____ Records to use

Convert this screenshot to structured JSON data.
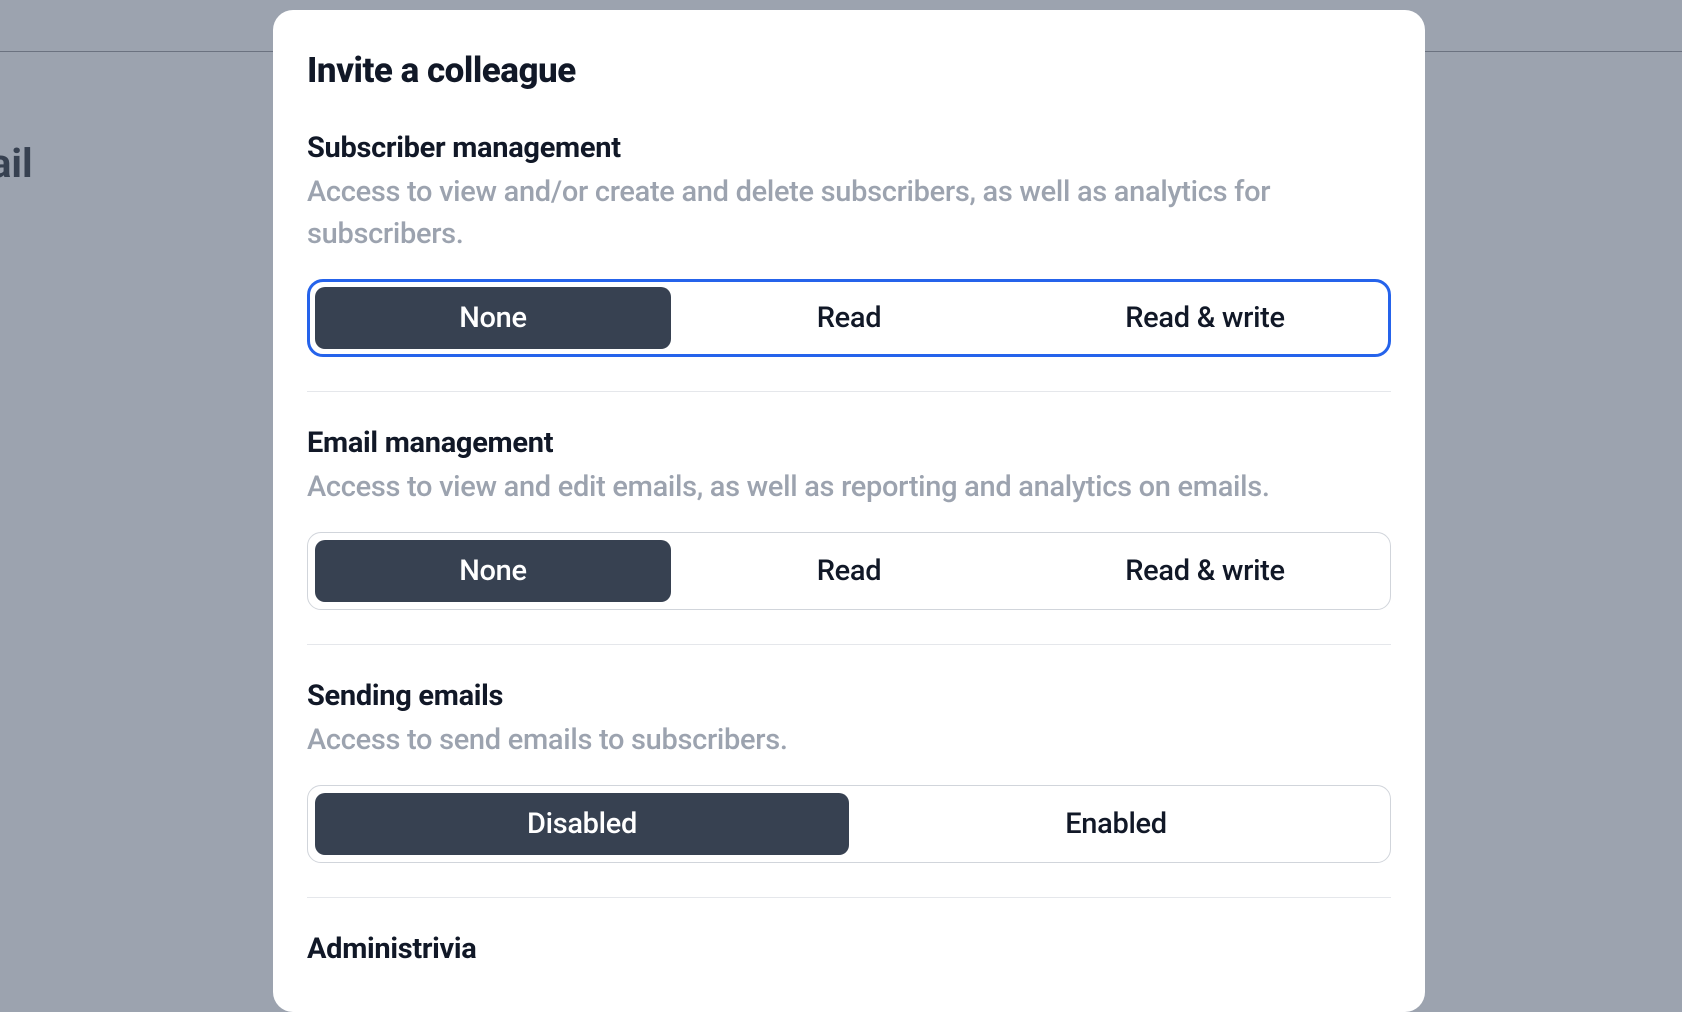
{
  "backdrop": {
    "partial_text": "ail"
  },
  "modal": {
    "title": "Invite a colleague",
    "sections": [
      {
        "title": "Subscriber management",
        "description": "Access to view and/or create and delete subscribers, as well as analytics for subscribers.",
        "options": [
          "None",
          "Read",
          "Read & write"
        ],
        "selected_index": 0,
        "focused": true
      },
      {
        "title": "Email management",
        "description": "Access to view and edit emails, as well as reporting and analytics on emails.",
        "options": [
          "None",
          "Read",
          "Read & write"
        ],
        "selected_index": 0,
        "focused": false
      },
      {
        "title": "Sending emails",
        "description": "Access to send emails to subscribers.",
        "options": [
          "Disabled",
          "Enabled"
        ],
        "selected_index": 0,
        "focused": false
      },
      {
        "title": "Administrivia",
        "description": "",
        "options": [],
        "selected_index": 0,
        "focused": false
      }
    ]
  }
}
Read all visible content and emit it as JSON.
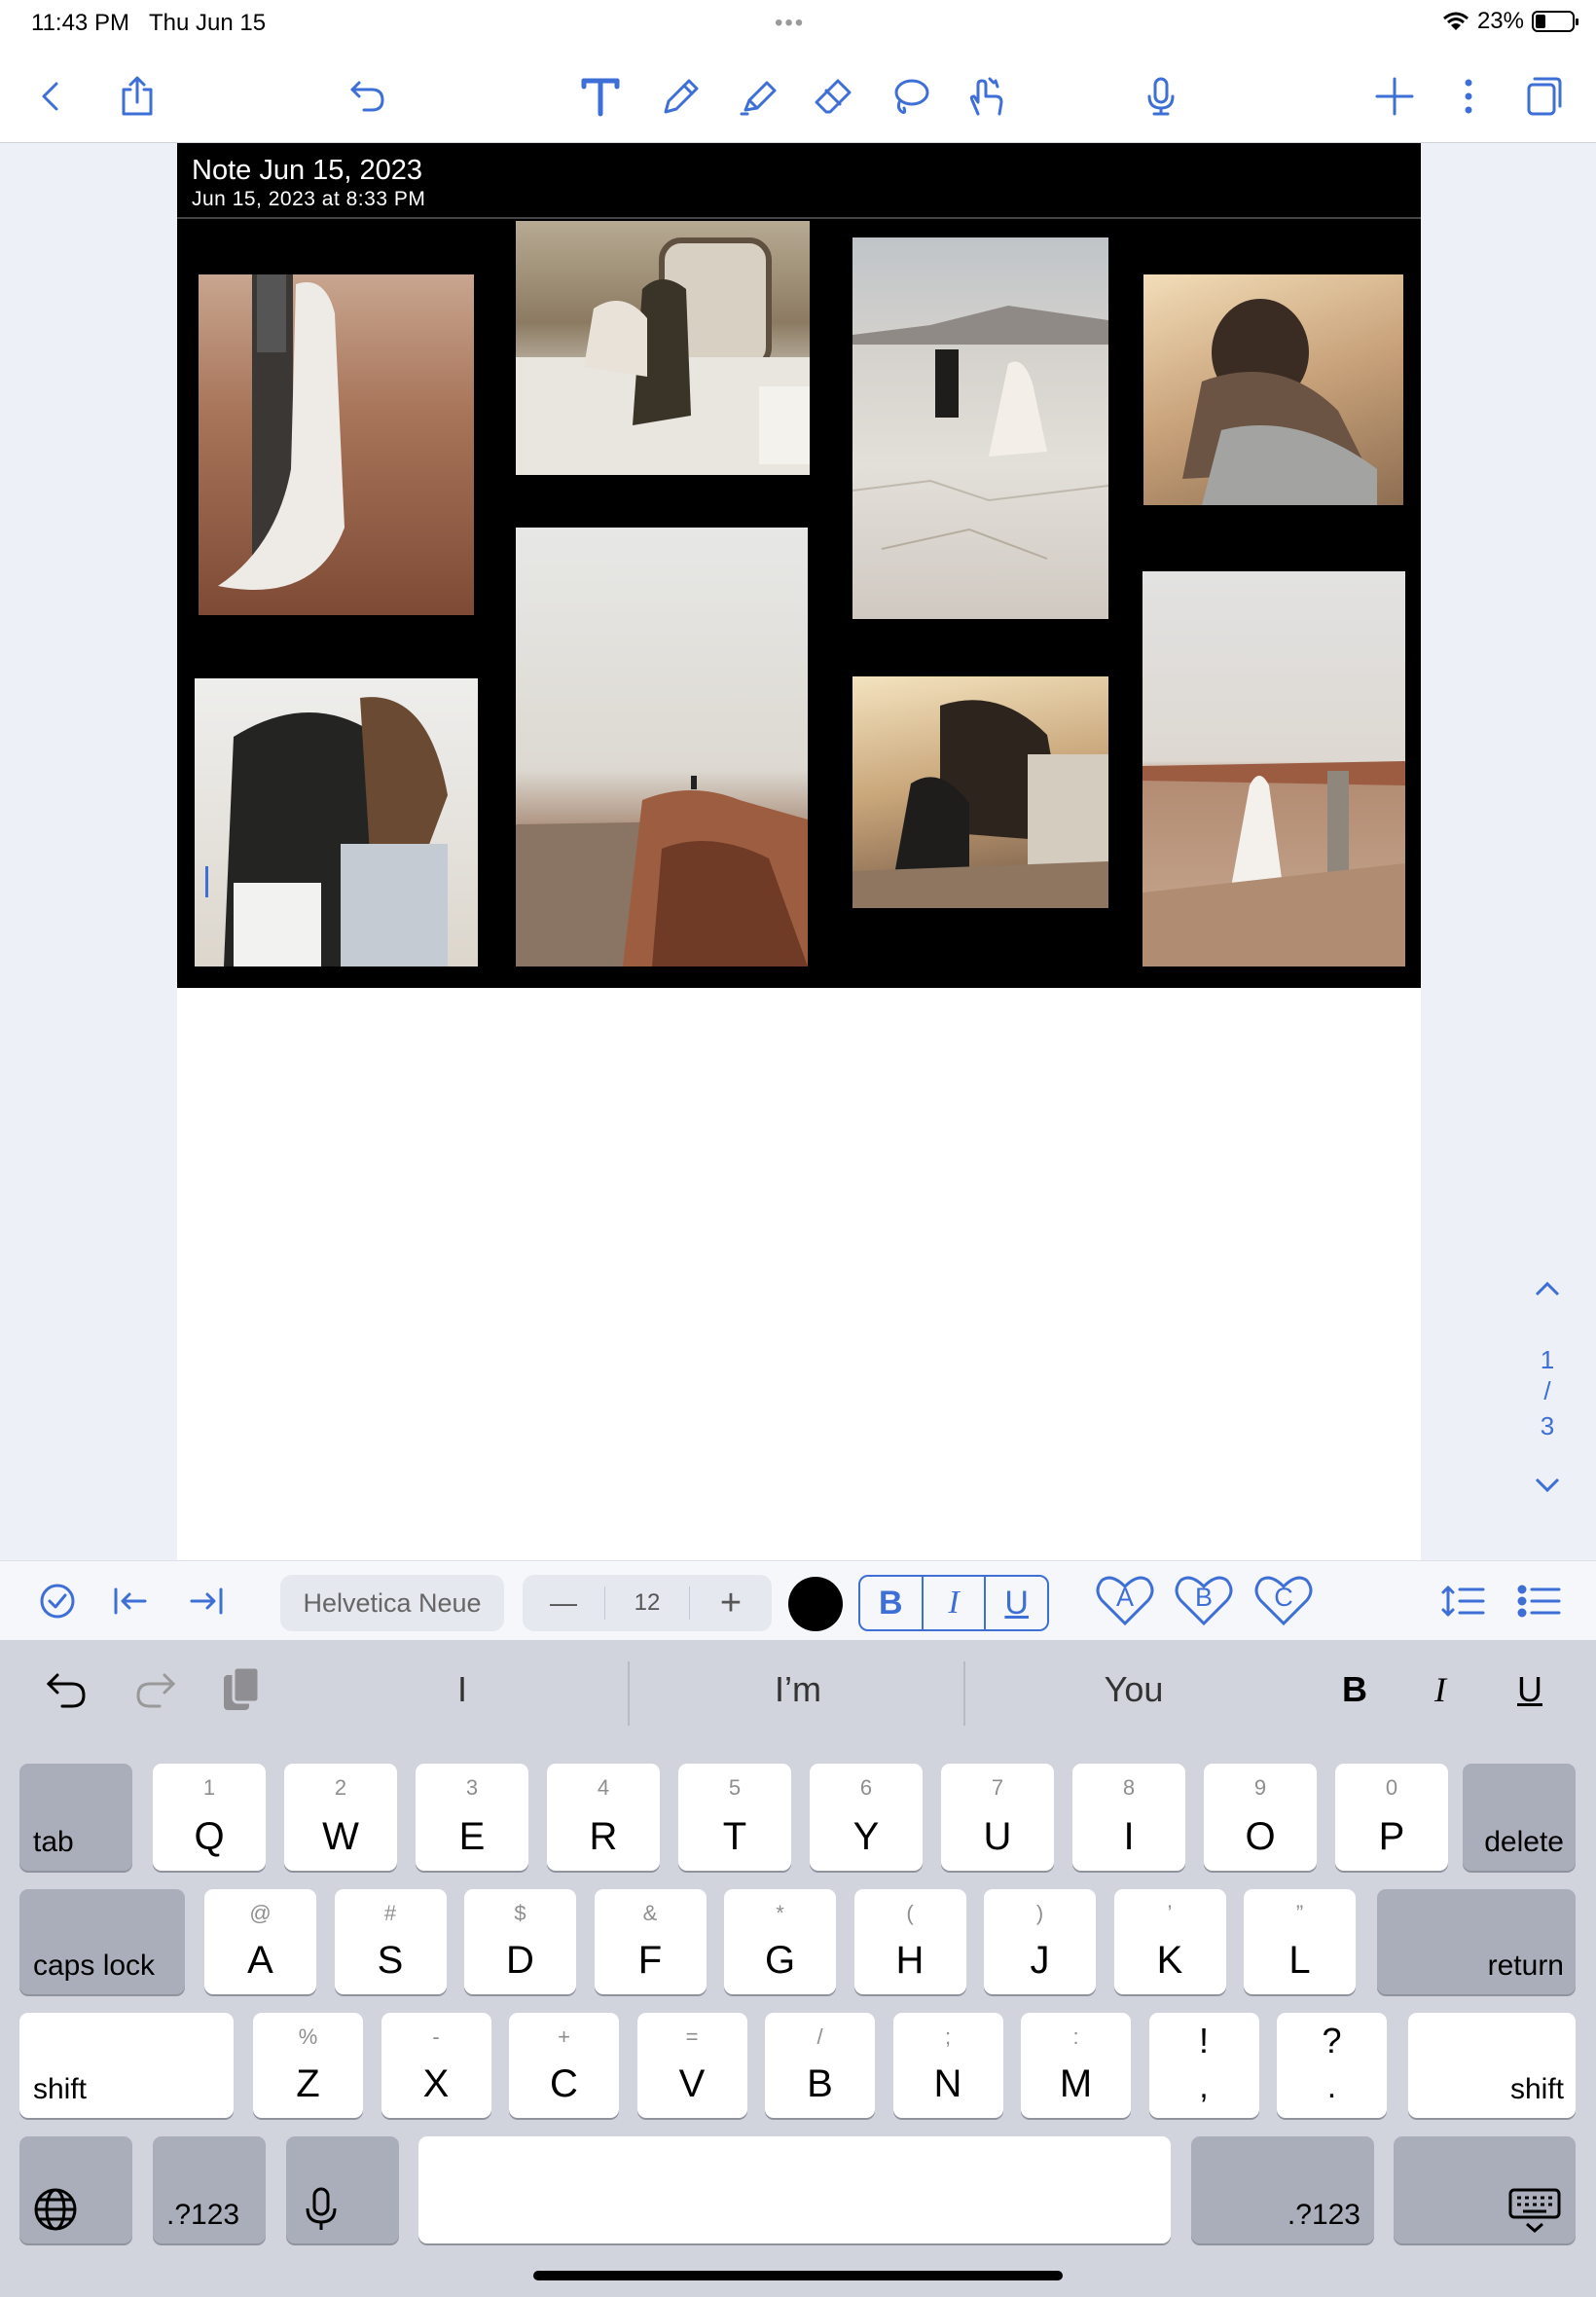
{
  "status_bar": {
    "time": "11:43 PM",
    "date": "Thu Jun 15",
    "battery": "23%"
  },
  "toolbar": {
    "icons": [
      "back-icon",
      "share-icon",
      "undo-icon",
      "text-tool-icon",
      "pen-icon",
      "highlighter-icon",
      "eraser-icon",
      "lasso-icon",
      "hand-tool-icon",
      "microphone-icon",
      "add-icon",
      "more-icon",
      "pages-icon"
    ]
  },
  "note": {
    "title": "Note Jun 15, 2023",
    "date": "Jun 15, 2023 at 8:33 PM"
  },
  "pager": {
    "current": "1",
    "separator": "/",
    "total": "3"
  },
  "format_bar": {
    "font_name": "Helvetica Neue",
    "minus": "—",
    "font_size": "12",
    "plus": "+",
    "bold": "B",
    "italic": "I",
    "underline": "U",
    "styles": [
      "A",
      "B",
      "C"
    ],
    "text_color": "#000000"
  },
  "keyboard": {
    "suggestions": [
      "I",
      "I’m",
      "You"
    ],
    "format": {
      "bold": "B",
      "italic": "I",
      "underline": "U"
    },
    "row1": [
      {
        "p": "Q",
        "s": "1"
      },
      {
        "p": "W",
        "s": "2"
      },
      {
        "p": "E",
        "s": "3"
      },
      {
        "p": "R",
        "s": "4"
      },
      {
        "p": "T",
        "s": "5"
      },
      {
        "p": "Y",
        "s": "6"
      },
      {
        "p": "U",
        "s": "7"
      },
      {
        "p": "I",
        "s": "8"
      },
      {
        "p": "O",
        "s": "9"
      },
      {
        "p": "P",
        "s": "0"
      }
    ],
    "row2": [
      {
        "p": "A",
        "s": "@"
      },
      {
        "p": "S",
        "s": "#"
      },
      {
        "p": "D",
        "s": "$"
      },
      {
        "p": "F",
        "s": "&"
      },
      {
        "p": "G",
        "s": "*"
      },
      {
        "p": "H",
        "s": "("
      },
      {
        "p": "J",
        "s": ")"
      },
      {
        "p": "K",
        "s": "’"
      },
      {
        "p": "L",
        "s": "”"
      }
    ],
    "row3": [
      {
        "p": "Z",
        "s": "%"
      },
      {
        "p": "X",
        "s": "-"
      },
      {
        "p": "C",
        "s": "+"
      },
      {
        "p": "V",
        "s": "="
      },
      {
        "p": "B",
        "s": "/"
      },
      {
        "p": "N",
        "s": ";"
      },
      {
        "p": "M",
        "s": ":"
      },
      {
        "p": ",",
        "s": "!"
      },
      {
        "p": ".",
        "s": "?"
      }
    ],
    "tab": "tab",
    "delete": "delete",
    "caps_lock": "caps lock",
    "return": "return",
    "shift": "shift",
    "numbers": ".?123"
  }
}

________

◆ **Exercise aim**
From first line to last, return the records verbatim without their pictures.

◆ **Response**
Convert this screenshot to structured JSON data.
{
  "backdrop": {
    "partial_text": "ail"
  },
  "modal": {
    "title": "Invite a colleague",
    "sections": [
      {
        "title": "Subscriber management",
        "description": "Access to view and/or create and delete subscribers, as well as analytics for subscribers.",
        "options": [
          "None",
          "Read",
          "Read & write"
        ],
        "selected_index": 0,
        "focused": true
      },
      {
        "title": "Email management",
        "description": "Access to view and edit emails, as well as reporting and analytics on emails.",
        "options": [
          "None",
          "Read",
          "Read & write"
        ],
        "selected_index": 0,
        "focused": false
      },
      {
        "title": "Sending emails",
        "description": "Access to send emails to subscribers.",
        "options": [
          "Disabled",
          "Enabled"
        ],
        "selected_index": 0,
        "focused": false
      },
      {
        "title": "Administrivia",
        "description": "",
        "options": [],
        "selected_index": 0,
        "focused": false
      }
    ]
  }
}
Read all visible content and emit it as JSON.
{
  "status_bar": {
    "time": "11:43 PM",
    "date": "Thu Jun 15",
    "battery": "23%"
  },
  "toolbar": {
    "icons": [
      "back-icon",
      "share-icon",
      "undo-icon",
      "text-tool-icon",
      "pen-icon",
      "highlighter-icon",
      "eraser-icon",
      "lasso-icon",
      "hand-tool-icon",
      "microphone-icon",
      "add-icon",
      "more-icon",
      "pages-icon"
    ]
  },
  "note": {
    "title": "Note Jun 15, 2023",
    "date": "Jun 15, 2023 at 8:33 PM"
  },
  "pager": {
    "current": "1",
    "separator": "/",
    "total": "3"
  },
  "format_bar": {
    "font_name": "Helvetica Neue",
    "minus": "—",
    "font_size": "12",
    "plus": "+",
    "bold": "B",
    "italic": "I",
    "underline": "U",
    "styles": [
      "A",
      "B",
      "C"
    ],
    "text_color": "#000000"
  },
  "keyboard": {
    "suggestions": [
      "I",
      "I’m",
      "You"
    ],
    "format": {
      "bold": "B",
      "italic": "I",
      "underline": "U"
    },
    "row1": [
      {
        "p": "Q",
        "s": "1"
      },
      {
        "p": "W",
        "s": "2"
      },
      {
        "p": "E",
        "s": "3"
      },
      {
        "p": "R",
        "s": "4"
      },
      {
        "p": "T",
        "s": "5"
      },
      {
        "p": "Y",
        "s": "6"
      },
      {
        "p": "U",
        "s": "7"
      },
      {
        "p": "I",
        "s": "8"
      },
      {
        "p": "O",
        "s": "9"
      },
      {
        "p": "P",
        "s": "0"
      }
    ],
    "row2": [
      {
        "p": "A",
        "s": "@"
      },
      {
        "p": "S",
        "s": "#"
      },
      {
        "p": "D",
        "s": "$"
      },
      {
        "p": "F",
        "s": "&"
      },
      {
        "p": "G",
        "s": "*"
      },
      {
        "p": "H",
        "s": "("
      },
      {
        "p": "J",
        "s": ")"
      },
      {
        "p": "K",
        "s": "’"
      },
      {
        "p": "L",
        "s": "”"
      }
    ],
    "row3": [
      {
        "p": "Z",
        "s": "%"
      },
      {
        "p": "X",
        "s": "-"
      },
      {
        "p": "C",
        "s": "+"
      },
      {
        "p": "V",
        "s": "="
      },
      {
        "p": "B",
        "s": "/"
      },
      {
        "p": "N",
        "s": ";"
      },
      {
        "p": "M",
        "s": ":"
      },
      {
        "p": ",",
        "s": "!"
      },
      {
        "p": ".",
        "s": "?"
      }
    ],
    "tab": "tab",
    "delete": "delete",
    "caps_lock": "caps lock",
    "return": "return",
    "shift": "shift",
    "numbers": ".?123"
  }
}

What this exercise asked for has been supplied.